▸ Goal of the exercise: Find each line in the records below that contains the word "chuyện", and copy it out.

▸ Dataset rows for apps and sites:

________

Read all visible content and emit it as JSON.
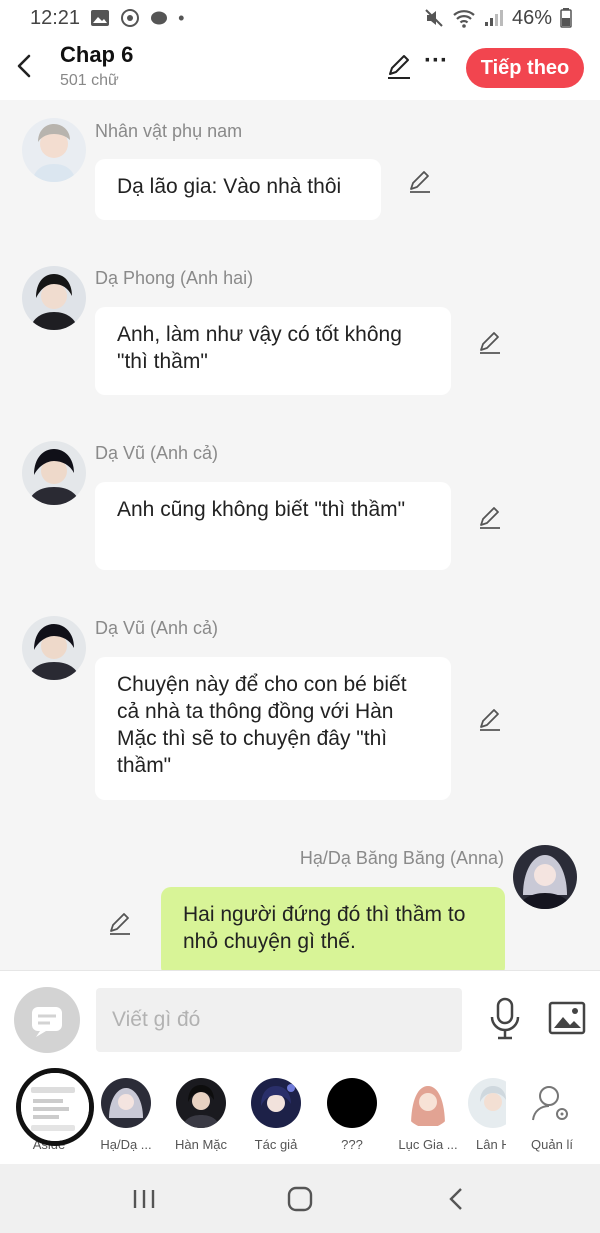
{
  "status_bar": {
    "time": "12:21",
    "battery": "46%"
  },
  "header": {
    "title": "Chap 6",
    "word_count": "501 chữ",
    "next_button": "Tiếp theo"
  },
  "messages": [
    {
      "speaker": "Nhân vật phụ nam",
      "text": "Dạ lão gia: Vào nhà thôi"
    },
    {
      "speaker": "Dạ Phong (Anh hai)",
      "text": "Anh, làm như vậy có tốt không \"thì thầm\""
    },
    {
      "speaker": "Dạ Vũ (Anh cả)",
      "text": "Anh cũng không biết \"thì thầm\""
    },
    {
      "speaker": "Dạ Vũ (Anh cả)",
      "text": "Chuyện này để cho con bé biết cả nhà ta thông đồng với Hàn Mặc thì sẽ to chuyện đây \"thì thầm\""
    },
    {
      "speaker": "Hạ/Dạ Băng Băng (Anna)",
      "text": "Hai người đứng đó thì thầm to nhỏ chuyện gì thế."
    }
  ],
  "composer": {
    "placeholder": "Viết gì đó"
  },
  "characters": [
    {
      "label": "Aside"
    },
    {
      "label": "Hạ/Dạ ..."
    },
    {
      "label": "Hàn Mặc"
    },
    {
      "label": "Tác giả"
    },
    {
      "label": "???"
    },
    {
      "label": "Lục Gia ..."
    },
    {
      "label": "Lân H"
    },
    {
      "label": "Quản lí"
    }
  ],
  "colors": {
    "accent": "#f2454f",
    "my_bubble": "#d8f497",
    "other_bubble": "#ffffff"
  }
}
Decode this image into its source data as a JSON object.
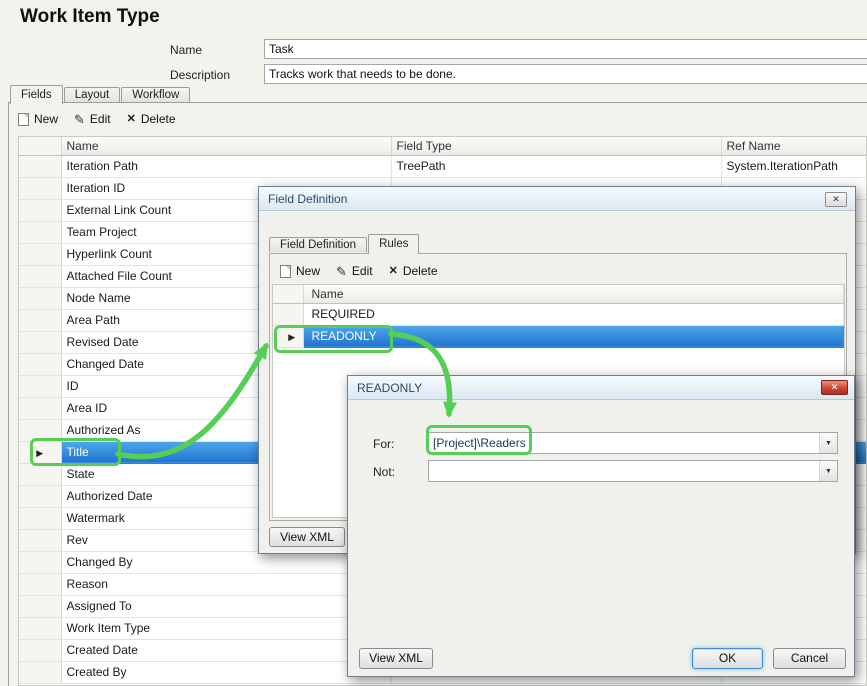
{
  "window": {
    "title": "Work Item Type"
  },
  "form": {
    "name": {
      "label": "Name",
      "value": "Task"
    },
    "description": {
      "label": "Description",
      "value": "Tracks work that needs to be done."
    }
  },
  "tabs": {
    "fields": "Fields",
    "layout": "Layout",
    "workflow": "Workflow"
  },
  "toolbar": {
    "new": "New",
    "edit": "Edit",
    "delete": "Delete"
  },
  "icons": {
    "row_marker": "▶",
    "edit": "✎",
    "delete": "✕",
    "close": "✕",
    "dropdown": "▼"
  },
  "fields_table": {
    "headers": {
      "name": "Name",
      "field_type": "Field Type",
      "ref_name": "Ref Name"
    },
    "selected": "Title",
    "rows": [
      {
        "name": "Iteration Path",
        "field_type": "TreePath",
        "ref_name": "System.IterationPath"
      },
      {
        "name": "Iteration ID",
        "field_type": "",
        "ref_name": ""
      },
      {
        "name": "External Link Count",
        "field_type": "",
        "ref_name": ""
      },
      {
        "name": "Team Project",
        "field_type": "",
        "ref_name": ""
      },
      {
        "name": "Hyperlink Count",
        "field_type": "",
        "ref_name": ""
      },
      {
        "name": "Attached File Count",
        "field_type": "",
        "ref_name": ""
      },
      {
        "name": "Node Name",
        "field_type": "",
        "ref_name": ""
      },
      {
        "name": "Area Path",
        "field_type": "",
        "ref_name": ""
      },
      {
        "name": "Revised Date",
        "field_type": "",
        "ref_name": ""
      },
      {
        "name": "Changed Date",
        "field_type": "",
        "ref_name": ""
      },
      {
        "name": "ID",
        "field_type": "",
        "ref_name": ""
      },
      {
        "name": "Area ID",
        "field_type": "",
        "ref_name": ""
      },
      {
        "name": "Authorized As",
        "field_type": "",
        "ref_name": ""
      },
      {
        "name": "Title",
        "field_type": "",
        "ref_name": ""
      },
      {
        "name": "State",
        "field_type": "",
        "ref_name": ""
      },
      {
        "name": "Authorized Date",
        "field_type": "",
        "ref_name": ""
      },
      {
        "name": "Watermark",
        "field_type": "",
        "ref_name": ""
      },
      {
        "name": "Rev",
        "field_type": "",
        "ref_name": ""
      },
      {
        "name": "Changed By",
        "field_type": "",
        "ref_name": ""
      },
      {
        "name": "Reason",
        "field_type": "",
        "ref_name": ""
      },
      {
        "name": "Assigned To",
        "field_type": "",
        "ref_name": ""
      },
      {
        "name": "Work Item Type",
        "field_type": "",
        "ref_name": ""
      },
      {
        "name": "Created Date",
        "field_type": "",
        "ref_name": ""
      },
      {
        "name": "Created By",
        "field_type": "",
        "ref_name": ""
      }
    ]
  },
  "field_definition_dialog": {
    "title": "Field Definition",
    "tabs": {
      "field_definition": "Field Definition",
      "rules": "Rules"
    },
    "toolbar": {
      "new": "New",
      "edit": "Edit",
      "delete": "Delete"
    },
    "rules_table": {
      "headers": {
        "name": "Name"
      },
      "selected": "READONLY",
      "rows": [
        {
          "name": "REQUIRED"
        },
        {
          "name": "READONLY"
        }
      ]
    },
    "view_xml_label": "View XML"
  },
  "readonly_dialog": {
    "title": "READONLY",
    "for": {
      "label": "For:",
      "value": "[Project]\\Readers"
    },
    "not": {
      "label": "Not:",
      "value": ""
    },
    "view_xml_label": "View XML",
    "ok_label": "OK",
    "cancel_label": "Cancel"
  }
}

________

▸ Your response:
      "text": "Chuyện này để cho con bé biết cả nhà ta thông đồng với Hàn Mặc thì sẽ to chuyện đây \"thì thầm\""
      "text": "Hai người đứng đó thì thầm to nhỏ chuyện gì thế."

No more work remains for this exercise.